The U.S. Department of Energy (DoE) does a lot of crazy things in its labs, including basic research. Some of which may hold the key to faster and better computing that shows up in data centers in the future.
How crazy? Current thinking is Moore's Law is dead. Silicon-based technologies -- just the stuff that runs everything from your mobile phone to the massive data centers operated by Amazon, Google, Microsoft, Facebook and others -- are expected to be good for another five years. State of the art 10 nanometer (nm) chips are expected to start shipping in 2017, with new tricks using different materials and processes to shrink chips down 7nm in 2018 or later, with the end of the road at 5nm processes in 2020.
Image from: breakingenergy.com
For your average cell phone or server, getting only another bump or two of speed and/or better performance per watt may not seem to be a big deal, until you start looking at the trifecta explosion of Big Data, Analytics and Artificial Intelligence (AI). Speed is life for practical applications of the BD/A/AI trinity, so hitting the wall with only two chip generations left would effectively spell an end to the rapid explosion of IT advances we've seen over the past four to five decades.
Back in October, DoE's Lawrence Berkeley National Labs built a transistor with a working 1nm gate, using a combination of high-tech carbon nanotubes and relatively low-tech molybdenum disulfide, an engine lubricant sold in auto part shops. The combination of nanotubes and engine lube demonstrated you can build the same type of computing gate used by current silicon, showing that there's more "room at the bottom" the IT industry could effectively use.
The proof of concept demonstration is a long way from figuring out how to pack billions of transistors onto a chip and crank out millions of those chips for commercial use, but Berkeley Labs demonstrated there's a way forward beyond 5nm.
Longer-term research is trying to figure out the mysteries of superconductors. Today, for select applications, you can buy "high-temperature" superconductor (HTS) wire to replace traditional aluminum or copper cabling, with HTS wire transmitting 10 times more power than conventional cables. A lightweight compact DC power superconductor cable can be used to separate power room and server bays for an almost unlimited distance without a voltage drop -- just keep the liquid nitrogen cold.
DoE has poked away at the mysteries of superconducting for decades and among its efforts is funding advanced manufacturing of superconductor wires at the University of Houston and Stony Brook University.
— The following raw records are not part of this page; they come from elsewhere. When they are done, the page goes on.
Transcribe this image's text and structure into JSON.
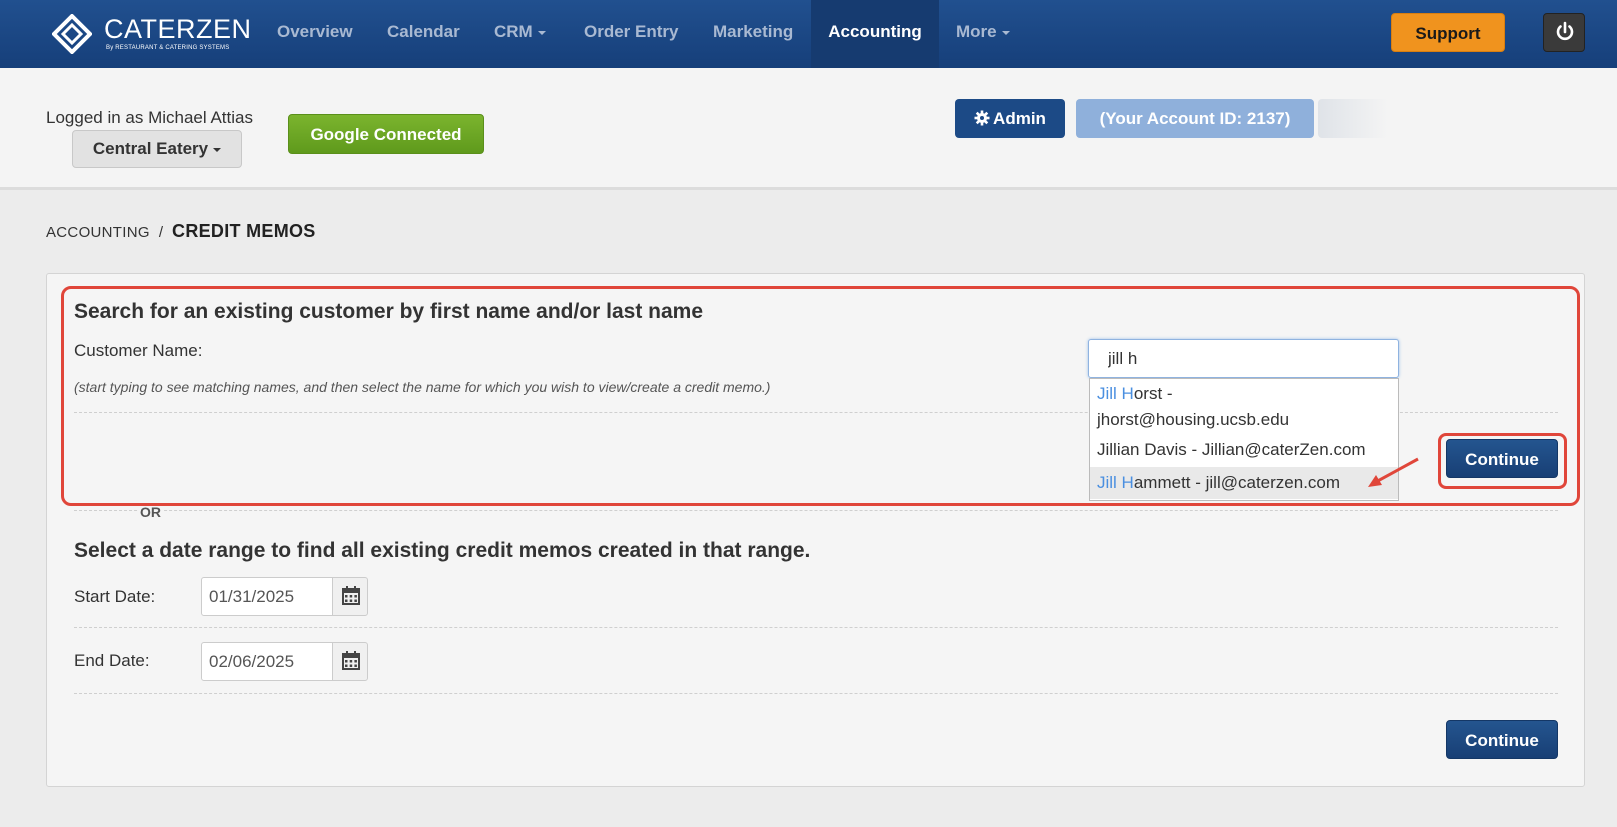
{
  "brand": {
    "name": "CATERZEN",
    "tagline": "By RESTAURANT & CATERING SYSTEMS"
  },
  "nav": {
    "items": [
      {
        "label": "Overview"
      },
      {
        "label": "Calendar"
      },
      {
        "label": "CRM"
      },
      {
        "label": "Order Entry"
      },
      {
        "label": "Marketing"
      },
      {
        "label": "Accounting",
        "active": true
      },
      {
        "label": "More"
      }
    ],
    "support_label": "Support",
    "power_icon": "power-icon"
  },
  "header": {
    "logged_in_text": "Logged in as Michael Attias",
    "location_label": "Central Eatery",
    "google_label": "Google Connected",
    "admin_label": "Admin",
    "account_id_label": "(Your Account ID: 2137)"
  },
  "breadcrumb": {
    "parent": "ACCOUNTING",
    "separator": "/",
    "current": "CREDIT MEMOS"
  },
  "customer_search": {
    "heading": "Search for an existing customer by first name and/or last name",
    "label": "Customer Name:",
    "hint": "(start typing to see matching names, and then select the name for which you wish to view/create a credit memo.)",
    "value": "jill h",
    "suggestions": [
      {
        "match": "Jill H",
        "line1_rest": "orst -",
        "line2": "jhorst@housing.ucsb.edu"
      },
      {
        "text": "Jillian Davis - Jillian@caterZen.com"
      },
      {
        "match": "Jill H",
        "rest": "ammett - jill@caterzen.com",
        "selected": true
      }
    ],
    "continue_label": "Continue"
  },
  "or_label": "OR",
  "date_range": {
    "heading": "Select a date range to find all existing credit memos created in that range.",
    "start_label": "Start Date:",
    "start_value": "01/31/2025",
    "end_label": "End Date:",
    "end_value": "02/06/2025",
    "continue_label": "Continue"
  },
  "colors": {
    "nav_bg": "#1d4a8a",
    "accent_orange": "#f0931e",
    "google_green": "#6aa321",
    "highlight_red": "#e0463a",
    "match_blue": "#4a8fe0"
  }
}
Producing better superconductor wire means lower cost cabling and more opportunities to apply the technology -- and its power savings across the board -- into both data centers and high-speed computers.
The holy grail is being able to find materials that are superconductors at room temperature without the use of liquid nitrogen or more extreme cooling solutions, enabling faster and more powerful computers, and dramatically more energy efficient data centers. Researchers around the world have been trying to find a working physics model for how superconductors work, but every time there's a partial answer, someone stumbles across another curve ball. DoE supercomputing power is being used to puzzle out the complexities of superconductors, but the phenomena remains one of the craziest aspects of physics yet to be solved.